Extracted data entries:
___
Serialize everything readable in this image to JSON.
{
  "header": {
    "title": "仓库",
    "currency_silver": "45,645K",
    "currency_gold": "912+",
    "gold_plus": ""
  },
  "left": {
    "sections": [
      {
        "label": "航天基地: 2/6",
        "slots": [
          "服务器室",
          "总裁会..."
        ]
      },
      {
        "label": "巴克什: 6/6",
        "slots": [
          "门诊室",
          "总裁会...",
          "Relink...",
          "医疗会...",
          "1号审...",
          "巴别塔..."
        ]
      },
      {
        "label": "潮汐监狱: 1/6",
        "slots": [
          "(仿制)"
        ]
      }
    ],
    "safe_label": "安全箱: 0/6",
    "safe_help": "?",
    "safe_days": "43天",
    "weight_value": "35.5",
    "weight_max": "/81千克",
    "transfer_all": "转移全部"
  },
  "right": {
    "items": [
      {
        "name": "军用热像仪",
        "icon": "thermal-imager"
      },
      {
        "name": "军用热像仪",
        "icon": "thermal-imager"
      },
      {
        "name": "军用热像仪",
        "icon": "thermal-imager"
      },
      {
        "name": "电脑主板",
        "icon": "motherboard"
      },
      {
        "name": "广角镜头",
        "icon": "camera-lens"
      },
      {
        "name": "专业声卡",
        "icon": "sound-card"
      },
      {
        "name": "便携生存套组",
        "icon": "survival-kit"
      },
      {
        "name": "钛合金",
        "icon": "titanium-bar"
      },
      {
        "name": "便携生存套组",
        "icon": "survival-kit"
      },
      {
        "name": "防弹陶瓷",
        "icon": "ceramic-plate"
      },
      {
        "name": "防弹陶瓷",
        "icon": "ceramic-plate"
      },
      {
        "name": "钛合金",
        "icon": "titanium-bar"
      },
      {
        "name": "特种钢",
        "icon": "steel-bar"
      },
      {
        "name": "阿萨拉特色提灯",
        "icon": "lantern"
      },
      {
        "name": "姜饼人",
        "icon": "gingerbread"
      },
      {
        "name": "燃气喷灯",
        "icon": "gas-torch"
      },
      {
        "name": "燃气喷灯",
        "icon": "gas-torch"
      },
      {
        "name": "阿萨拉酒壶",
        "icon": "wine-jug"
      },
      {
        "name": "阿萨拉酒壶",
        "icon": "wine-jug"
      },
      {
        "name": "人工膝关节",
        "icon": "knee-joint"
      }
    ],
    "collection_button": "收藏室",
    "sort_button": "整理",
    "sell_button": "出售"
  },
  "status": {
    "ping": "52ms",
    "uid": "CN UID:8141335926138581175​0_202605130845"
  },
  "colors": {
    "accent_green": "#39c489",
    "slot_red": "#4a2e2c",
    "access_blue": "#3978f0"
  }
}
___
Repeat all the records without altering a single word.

Serialize everything readable in this image to JSON.
{
  "header": {
    "title": "仓库",
    "currency_silver": "45,645K",
    "currency_gold": "912+",
    "gold_plus": ""
  },
  "left": {
    "sections": [
      {
        "label": "航天基地: 2/6",
        "slots": [
          "服务器室",
          "总裁会..."
        ]
      },
      {
        "label": "巴克什: 6/6",
        "slots": [
          "门诊室",
          "总裁会...",
          "Relink...",
          "医疗会...",
          "1号审...",
          "巴别塔..."
        ]
      },
      {
        "label": "潮汐监狱: 1/6",
        "slots": [
          "(仿制)"
        ]
      }
    ],
    "safe_label": "安全箱: 0/6",
    "safe_help": "?",
    "safe_days": "43天",
    "weight_value": "35.5",
    "weight_max": "/81千克",
    "transfer_all": "转移全部"
  },
  "right": {
    "items": [
      {
        "name": "军用热像仪",
        "icon": "thermal-imager"
      },
      {
        "name": "军用热像仪",
        "icon": "thermal-imager"
      },
      {
        "name": "军用热像仪",
        "icon": "thermal-imager"
      },
      {
        "name": "电脑主板",
        "icon": "motherboard"
      },
      {
        "name": "广角镜头",
        "icon": "camera-lens"
      },
      {
        "name": "专业声卡",
        "icon": "sound-card"
      },
      {
        "name": "便携生存套组",
        "icon": "survival-kit"
      },
      {
        "name": "钛合金",
        "icon": "titanium-bar"
      },
      {
        "name": "便携生存套组",
        "icon": "survival-kit"
      },
      {
        "name": "防弹陶瓷",
        "icon": "ceramic-plate"
      },
      {
        "name": "防弹陶瓷",
        "icon": "ceramic-plate"
      },
      {
        "name": "钛合金",
        "icon": "titanium-bar"
      },
      {
        "name": "特种钢",
        "icon": "steel-bar"
      },
      {
        "name": "阿萨拉特色提灯",
        "icon": "lantern"
      },
      {
        "name": "姜饼人",
        "icon": "gingerbread"
      },
      {
        "name": "燃气喷灯",
        "icon": "gas-torch"
      },
      {
        "name": "燃气喷灯",
        "icon": "gas-torch"
      },
      {
        "name": "阿萨拉酒壶",
        "icon": "wine-jug"
      },
      {
        "name": "阿萨拉酒壶",
        "icon": "wine-jug"
      },
      {
        "name": "人工膝关节",
        "icon": "knee-joint"
      }
    ],
    "collection_button": "收藏室",
    "sort_button": "整理",
    "sell_button": "出售"
  },
  "status": {
    "ping": "52ms",
    "uid": "CN UID:8141335926138581175​0_202605130845"
  },
  "colors": {
    "accent_green": "#39c489",
    "slot_red": "#4a2e2c",
    "access_blue": "#3978f0"
  }
}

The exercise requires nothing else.